Send back the entries exactly as they were given.

■ ■ ■ ■

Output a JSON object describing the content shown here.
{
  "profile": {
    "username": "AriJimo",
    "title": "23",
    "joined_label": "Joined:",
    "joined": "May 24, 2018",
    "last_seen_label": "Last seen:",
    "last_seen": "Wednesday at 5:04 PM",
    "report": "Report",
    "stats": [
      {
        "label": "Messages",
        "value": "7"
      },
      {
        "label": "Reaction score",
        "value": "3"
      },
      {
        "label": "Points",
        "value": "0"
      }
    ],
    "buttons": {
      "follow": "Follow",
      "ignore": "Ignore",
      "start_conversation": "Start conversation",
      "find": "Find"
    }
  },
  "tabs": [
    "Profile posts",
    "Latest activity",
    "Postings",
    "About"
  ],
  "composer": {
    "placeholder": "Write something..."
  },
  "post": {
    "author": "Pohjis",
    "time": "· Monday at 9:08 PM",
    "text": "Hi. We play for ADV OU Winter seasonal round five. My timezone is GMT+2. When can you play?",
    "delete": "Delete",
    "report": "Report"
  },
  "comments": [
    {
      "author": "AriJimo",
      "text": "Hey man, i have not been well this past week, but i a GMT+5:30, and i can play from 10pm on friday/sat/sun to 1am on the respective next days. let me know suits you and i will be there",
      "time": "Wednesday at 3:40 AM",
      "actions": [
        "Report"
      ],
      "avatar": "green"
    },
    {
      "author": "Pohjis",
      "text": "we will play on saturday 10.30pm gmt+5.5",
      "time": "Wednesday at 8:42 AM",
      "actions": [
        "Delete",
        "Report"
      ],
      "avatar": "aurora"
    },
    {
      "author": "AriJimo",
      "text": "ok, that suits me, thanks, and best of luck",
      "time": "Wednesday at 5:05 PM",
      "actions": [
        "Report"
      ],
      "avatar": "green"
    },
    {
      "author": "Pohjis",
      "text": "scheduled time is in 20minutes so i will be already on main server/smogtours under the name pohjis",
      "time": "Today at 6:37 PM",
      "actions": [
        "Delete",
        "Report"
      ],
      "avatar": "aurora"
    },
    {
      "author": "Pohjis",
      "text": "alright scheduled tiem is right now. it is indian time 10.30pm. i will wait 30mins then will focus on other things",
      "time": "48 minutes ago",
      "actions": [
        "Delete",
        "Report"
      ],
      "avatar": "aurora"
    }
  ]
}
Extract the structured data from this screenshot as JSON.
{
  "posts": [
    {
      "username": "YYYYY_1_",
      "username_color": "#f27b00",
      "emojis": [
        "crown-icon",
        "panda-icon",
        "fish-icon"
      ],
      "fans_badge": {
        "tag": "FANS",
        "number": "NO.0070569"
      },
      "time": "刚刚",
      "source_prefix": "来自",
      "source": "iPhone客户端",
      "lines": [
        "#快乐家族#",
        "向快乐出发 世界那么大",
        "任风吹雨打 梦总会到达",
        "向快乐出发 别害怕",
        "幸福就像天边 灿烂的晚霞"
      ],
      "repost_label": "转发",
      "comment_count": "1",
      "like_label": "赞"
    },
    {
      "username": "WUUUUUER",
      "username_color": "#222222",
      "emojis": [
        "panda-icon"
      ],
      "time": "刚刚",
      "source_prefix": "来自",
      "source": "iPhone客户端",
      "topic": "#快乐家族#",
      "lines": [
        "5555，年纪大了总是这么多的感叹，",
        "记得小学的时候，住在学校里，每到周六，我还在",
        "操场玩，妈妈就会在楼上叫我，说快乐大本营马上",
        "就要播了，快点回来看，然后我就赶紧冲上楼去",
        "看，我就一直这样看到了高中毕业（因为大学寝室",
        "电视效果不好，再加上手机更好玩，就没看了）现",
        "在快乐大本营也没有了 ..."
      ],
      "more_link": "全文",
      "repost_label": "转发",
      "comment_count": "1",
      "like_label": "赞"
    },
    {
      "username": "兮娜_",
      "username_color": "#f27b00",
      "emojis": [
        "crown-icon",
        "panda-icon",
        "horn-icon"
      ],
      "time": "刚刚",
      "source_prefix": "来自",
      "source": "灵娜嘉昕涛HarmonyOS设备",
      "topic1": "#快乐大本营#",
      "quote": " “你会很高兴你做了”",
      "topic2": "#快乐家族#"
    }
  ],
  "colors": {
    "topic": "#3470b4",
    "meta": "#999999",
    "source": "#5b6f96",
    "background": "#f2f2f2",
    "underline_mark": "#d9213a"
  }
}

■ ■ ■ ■

• [RESPONSE AREA]:
Output a JSON object describing the content shown here.
{
  "profile": {
    "username": "AriJimo",
    "title": "23",
    "joined_label": "Joined:",
    "joined": "May 24, 2018",
    "last_seen_label": "Last seen:",
    "last_seen": "Wednesday at 5:04 PM",
    "report": "Report",
    "stats": [
      {
        "label": "Messages",
        "value": "7"
      },
      {
        "label": "Reaction score",
        "value": "3"
      },
      {
        "label": "Points",
        "value": "0"
      }
    ],
    "buttons": {
      "follow": "Follow",
      "ignore": "Ignore",
      "start_conversation": "Start conversation",
      "find": "Find"
    }
  },
  "tabs": [
    "Profile posts",
    "Latest activity",
    "Postings",
    "About"
  ],
  "composer": {
    "placeholder": "Write something..."
  },
  "post": {
    "author": "Pohjis",
    "time": "· Monday at 9:08 PM",
    "text": "Hi. We play for ADV OU Winter seasonal round five. My timezone is GMT+2. When can you play?",
    "delete": "Delete",
    "report": "Report"
  },
  "comments": [
    {
      "author": "AriJimo",
      "text": "Hey man, i have not been well this past week, but i a GMT+5:30, and i can play from 10pm on friday/sat/sun to 1am on the respective next days. let me know suits you and i will be there",
      "time": "Wednesday at 3:40 AM",
      "actions": [
        "Report"
      ],
      "avatar": "green"
    },
    {
      "author": "Pohjis",
      "text": "we will play on saturday 10.30pm gmt+5.5",
      "time": "Wednesday at 8:42 AM",
      "actions": [
        "Delete",
        "Report"
      ],
      "avatar": "aurora"
    },
    {
      "author": "AriJimo",
      "text": "ok, that suits me, thanks, and best of luck",
      "time": "Wednesday at 5:05 PM",
      "actions": [
        "Report"
      ],
      "avatar": "green"
    },
    {
      "author": "Pohjis",
      "text": "scheduled time is in 20minutes so i will be already on main server/smogtours under the name pohjis",
      "time": "Today at 6:37 PM",
      "actions": [
        "Delete",
        "Report"
      ],
      "avatar": "aurora"
    },
    {
      "author": "Pohjis",
      "text": "alright scheduled tiem is right now. it is indian time 10.30pm. i will wait 30mins then will focus on other things",
      "time": "48 minutes ago",
      "actions": [
        "Delete",
        "Report"
      ],
      "avatar": "aurora"
    }
  ]
}
Extract the structured data from this screenshot as JSON.
{
  "posts": [
    {
      "username": "YYYYY_1_",
      "username_color": "#f27b00",
      "emojis": [
        "crown-icon",
        "panda-icon",
        "fish-icon"
      ],
      "fans_badge": {
        "tag": "FANS",
        "number": "NO.0070569"
      },
      "time": "刚刚",
      "source_prefix": "来自",
      "source": "iPhone客户端",
      "lines": [
        "#快乐家族#",
        "向快乐出发 世界那么大",
        "任风吹雨打 梦总会到达",
        "向快乐出发 别害怕",
        "幸福就像天边 灿烂的晚霞"
      ],
      "repost_label": "转发",
      "comment_count": "1",
      "like_label": "赞"
    },
    {
      "username": "WUUUUUER",
      "username_color": "#222222",
      "emojis": [
        "panda-icon"
      ],
      "time": "刚刚",
      "source_prefix": "来自",
      "source": "iPhone客户端",
      "topic": "#快乐家族#",
      "lines": [
        "5555，年纪大了总是这么多的感叹，",
        "记得小学的时候，住在学校里，每到周六，我还在",
        "操场玩，妈妈就会在楼上叫我，说快乐大本营马上",
        "就要播了，快点回来看，然后我就赶紧冲上楼去",
        "看，我就一直这样看到了高中毕业（因为大学寝室",
        "电视效果不好，再加上手机更好玩，就没看了）现",
        "在快乐大本营也没有了 ..."
      ],
      "more_link": "全文",
      "repost_label": "转发",
      "comment_count": "1",
      "like_label": "赞"
    },
    {
      "username": "兮娜_",
      "username_color": "#f27b00",
      "emojis": [
        "crown-icon",
        "panda-icon",
        "horn-icon"
      ],
      "time": "刚刚",
      "source_prefix": "来自",
      "source": "灵娜嘉昕涛HarmonyOS设备",
      "topic1": "#快乐大本营#",
      "quote": " “你会很高兴你做了”",
      "topic2": "#快乐家族#"
    }
  ],
  "colors": {
    "topic": "#3470b4",
    "meta": "#999999",
    "source": "#5b6f96",
    "background": "#f2f2f2",
    "underline_mark": "#d9213a"
  }
}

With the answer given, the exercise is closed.